It’s pretty rare that I find something random to watch. I tend to gravitate towards sci-fi, fantasy, or anything animated. Lately, I’ve had more free time, which has led me to watch some movies and series I otherwise probably would have skipped. A perfect example of this came the other night when I was looking for The Wild on Disney+. They did have it, but it was one of the suggestions that came up with it that caught my eye. Mark Twain and Me is a movie I’d never heard of, but it looked interesting if nothing else. The description sounded like a Hallmark movie, and, in my experience, the majority of Disney’s live-action output is best left unmentioned. But I couldn’t help being curious, so I checked it out. Let’s find out if this is yet another hidden gem lost to time or just a dud that should remain in obscurity.
Mark Twain and Me tells the true story of the friendship between the famous author and a young girl. Dorothy Quick and her mother are on a ship taking them home when Dorothy encounters her favorite author and personal hero, Mark Twain. The aging scribe takes an instant liking to the girl he will come to call “little rat.” The closeness between the odd pair frustrates Twain’s adult daughter Jean, who feels neglected by him. However, Dorothy’s influence brings life back into their home and brings father and daughter closer than ever before. When one final tragedy strikes the elderly widower, it’s up to Dorothy to comfort him.

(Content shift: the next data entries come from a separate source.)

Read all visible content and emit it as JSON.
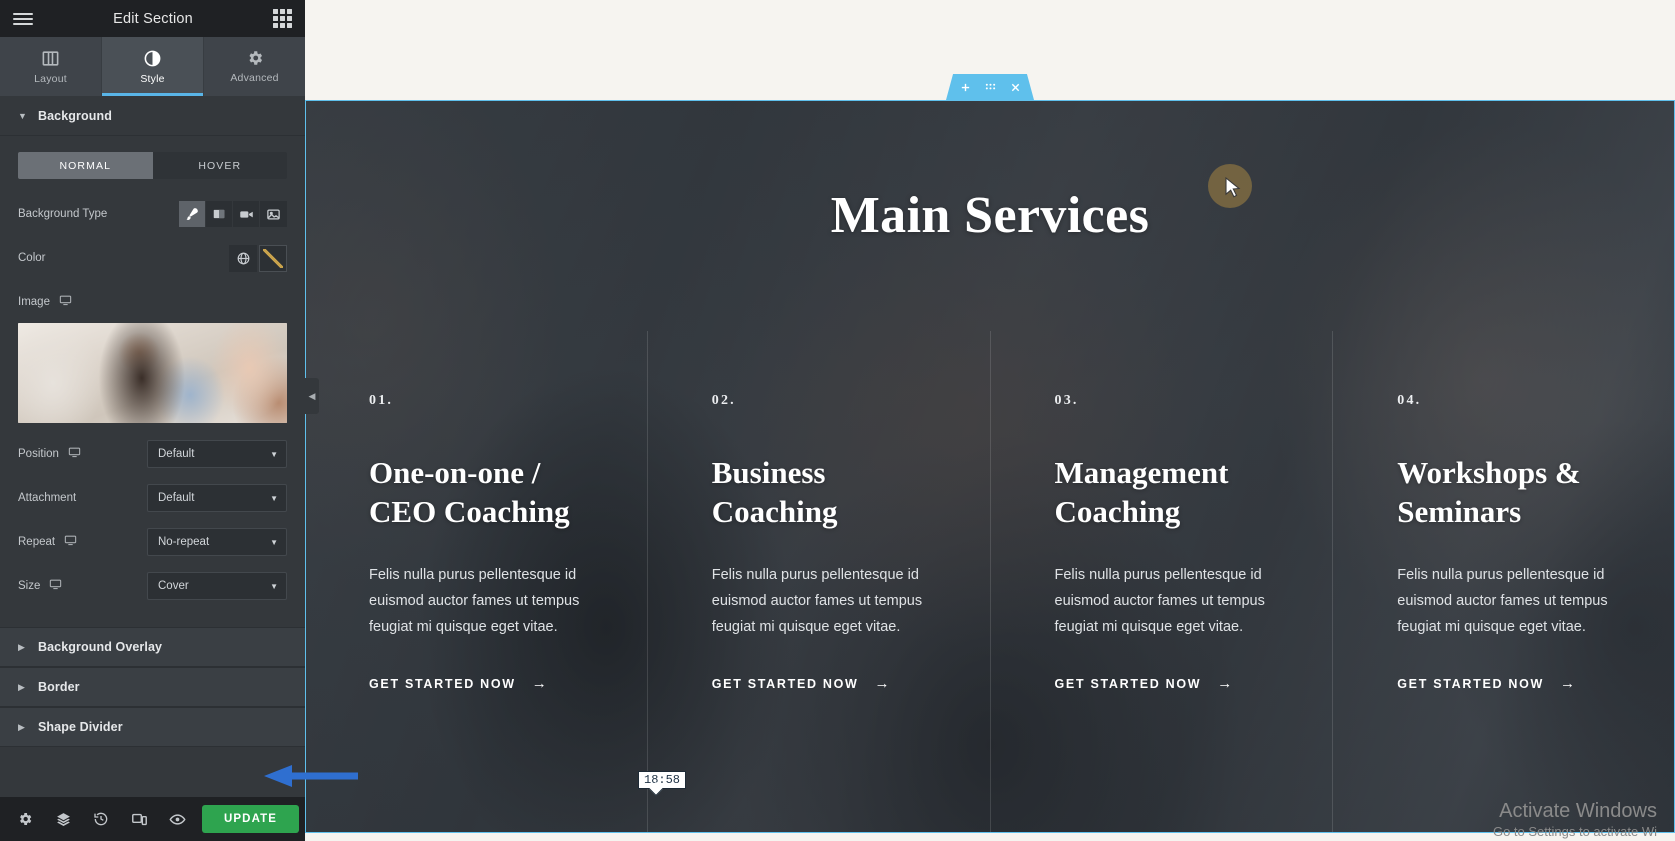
{
  "panel": {
    "title": "Edit Section",
    "menu_icon": "hamburger-icon",
    "apps_icon": "apps-grid-icon",
    "tabs": [
      {
        "label": "Layout",
        "icon": "layout-icon",
        "active": false
      },
      {
        "label": "Style",
        "icon": "contrast-icon",
        "active": true
      },
      {
        "label": "Advanced",
        "icon": "gear-icon",
        "active": false
      }
    ],
    "sections": [
      {
        "title": "Background",
        "expanded": true
      },
      {
        "title": "Background Overlay",
        "expanded": false
      },
      {
        "title": "Border",
        "expanded": false
      },
      {
        "title": "Shape Divider",
        "expanded": false
      }
    ],
    "background": {
      "state_tabs": [
        {
          "label": "NORMAL",
          "active": true
        },
        {
          "label": "HOVER",
          "active": false
        }
      ],
      "background_type_label": "Background Type",
      "background_types": [
        {
          "name": "classic-brush-icon",
          "active": true
        },
        {
          "name": "gradient-icon",
          "active": false
        },
        {
          "name": "video-icon",
          "active": false
        },
        {
          "name": "slideshow-icon",
          "active": false
        }
      ],
      "color_label": "Color",
      "color_buttons": [
        {
          "name": "global-color-icon"
        },
        {
          "name": "color-swatch-gradient"
        }
      ],
      "image_label": "Image",
      "image_alt": "office-team-photo-thumbnail",
      "fields": [
        {
          "label": "Position",
          "value": "Default",
          "responsive": true
        },
        {
          "label": "Attachment",
          "value": "Default",
          "responsive": false
        },
        {
          "label": "Repeat",
          "value": "No-repeat",
          "responsive": true
        },
        {
          "label": "Size",
          "value": "Cover",
          "responsive": true
        }
      ]
    },
    "footer": {
      "icons": [
        {
          "name": "settings-gear-icon"
        },
        {
          "name": "navigator-layers-icon"
        },
        {
          "name": "history-icon"
        },
        {
          "name": "responsive-mode-icon"
        },
        {
          "name": "preview-eye-icon"
        }
      ],
      "update_label": "UPDATE"
    },
    "collapse_icon": "chevron-left-icon"
  },
  "canvas": {
    "section_handle": {
      "add_icon": "plus-icon",
      "drag_icon": "drag-dots-icon",
      "close_icon": "close-x-icon"
    },
    "hero": {
      "title": "Main Services",
      "cards": [
        {
          "number": "01.",
          "title": "One-on-one /\nCEO Coaching",
          "description": "Felis nulla purus pellentesque id euismod auctor fames ut tempus feugiat mi quisque eget vitae.",
          "cta": "GET STARTED NOW",
          "cta_icon": "arrow-right-icon"
        },
        {
          "number": "02.",
          "title": "Business\nCoaching",
          "description": "Felis nulla purus pellentesque id euismod auctor fames ut tempus feugiat mi quisque eget vitae.",
          "cta": "GET STARTED NOW",
          "cta_icon": "arrow-right-icon"
        },
        {
          "number": "03.",
          "title": "Management\nCoaching",
          "description": "Felis nulla purus pellentesque id euismod auctor fames ut tempus feugiat mi quisque eget vitae.",
          "cta": "GET STARTED NOW",
          "cta_icon": "arrow-right-icon"
        },
        {
          "number": "04.",
          "title": "Workshops &\nSeminars",
          "description": "Felis nulla purus pellentesque id euismod auctor fames ut tempus feugiat mi quisque eget vitae.",
          "cta": "GET STARTED NOW",
          "cta_icon": "arrow-right-icon"
        }
      ]
    }
  },
  "overlays": {
    "time_tooltip": "18:58",
    "watermark_line1": "Activate Windows",
    "watermark_line2": "Go to Settings to activate Wi",
    "cursor_icon": "mouse-pointer-icon",
    "annotation_icon": "blue-arrow-icon"
  },
  "colors": {
    "panel_bg": "#34383c",
    "panel_header_bg": "#1f2124",
    "accent_blue": "#59b5e8",
    "update_green": "#2ea44f",
    "section_handle": "#5fc0ec",
    "annotation_blue": "#2f6fd0"
  }
}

Talia Shire is the only performer in Mark Twain and Me that I was already familiar with. She plays Twain’s spinster daughter Jean, and she’s just as good as you’d expect. Her interactions with her father are some of the best the film has to offer. Amy Stewart is also pretty good as Dorothy. This isn’t one of the best child actor performances I’ve seen, but any decent acting from a kid is a win in my book. Jason Robards is eccentric and endearing as Twain – or “SLC,” as Dorothy calls him, the initials of his real name. Fiona Reid plays Dorothy’s mother, and she serves her limited purpose. She’s not spectacular or anything, but this isn’t a particularly challenging role anyway. R. H. Thompson plays Albert Paine, a biographer shadowing Twain. They have some interesting back-and-forth, and I really liked the scene in which Twain tells him about his regrets regarding parenthood. Mark Twain’s comments on parents and children tie into a big theme of the film overall. Dorothy reminds SLC of what it was like to be a kid, and eventually Jean too. I like that Dorothy is the catalyst for improving Twain’s relationship with his daughter rather than a replacement or a substitute. The scene where Dorothy gives SLC his Christmas present was one of my favorites, even if it was a little presumptuous on her end. I’ve never heard this story before, but I hope this is how it really played out.
The costume design in Mark Twain and Me is excellent. The dresses and suits don’t stand out too much, but in a historical re-telling like this, that’s a good thing. The cinematography is fairly standard, and the film isn’t edited in a terribly interesting way, but this was a TV movie, so that’s to be expected. The dialogue in Mark Twain and Me is simple but effective. I doubt this is a movie you’ll be quoting all the time, but it gets the job done, and there are some good lines. The original music in Mark Twain and Me is provided by Laurence Rosenthal, and I liked it quite a bit. He really works well with the musical styles of the time. Like many elements of this film, the score isn’t an all-time great, but it’s practical and fits well with what we see on-screen.
And I guess that’s what stood out the most to me about Mark Twain and Me: it’s good. Most technical aspects of this film range from serviceable to good, resulting in a movie that isn’t perfect but still earnest and enjoyable. I think I have unrealistic expectations of movies as a whole. I was trying to explain it to my husband, and he said, “Every movie you see isn’t going to change your life.” That’s true, and while I can’t speak for anyone else, I think I spend too much time looking for great movies and miss some of the good ones as a result. Every film you see isn’t going to be your favorite or get you into a new genre, and that’s okay. If a movie is engaging enough to hold your attention for a couple of hours and you don’t regret watching it, sometimes that’s enough. I think they don’t make enough movies like this now. Smaller, more intimate stories are often pushed to the edge if they get made at all. I tend to like big, loud movies with larger-than-life stakes, but they shouldn’t be the only movies that get made, or even the majority. And that’s not to say that smaller stories are usually weaker than ones containing epic battles either. I’ve mentioned before that I don’t think any concept is destined to be a great movie or that some ideas are entirely bad. It’s all about execution for me. The scene with Mark by himself where he opens his present from Jean is a reminder of that. This movie has a humble goal to tell a simple story, and it does that well.
Mark Twain and Me is, in a word, charming. The performances, music, script, and costumes are all good. The relationships between the characters are my favorite thing about the film, especially Mark Twain, Dorothy, and Jean. Mark Twain and Me is the sort of quiet, comforting movie that we don’t often see these days. It excels at what it aims to do, and I would recommend giving it a look if you’re already paying for Disney+. There’s also a free version up on YouTube, but the quality is abysmal.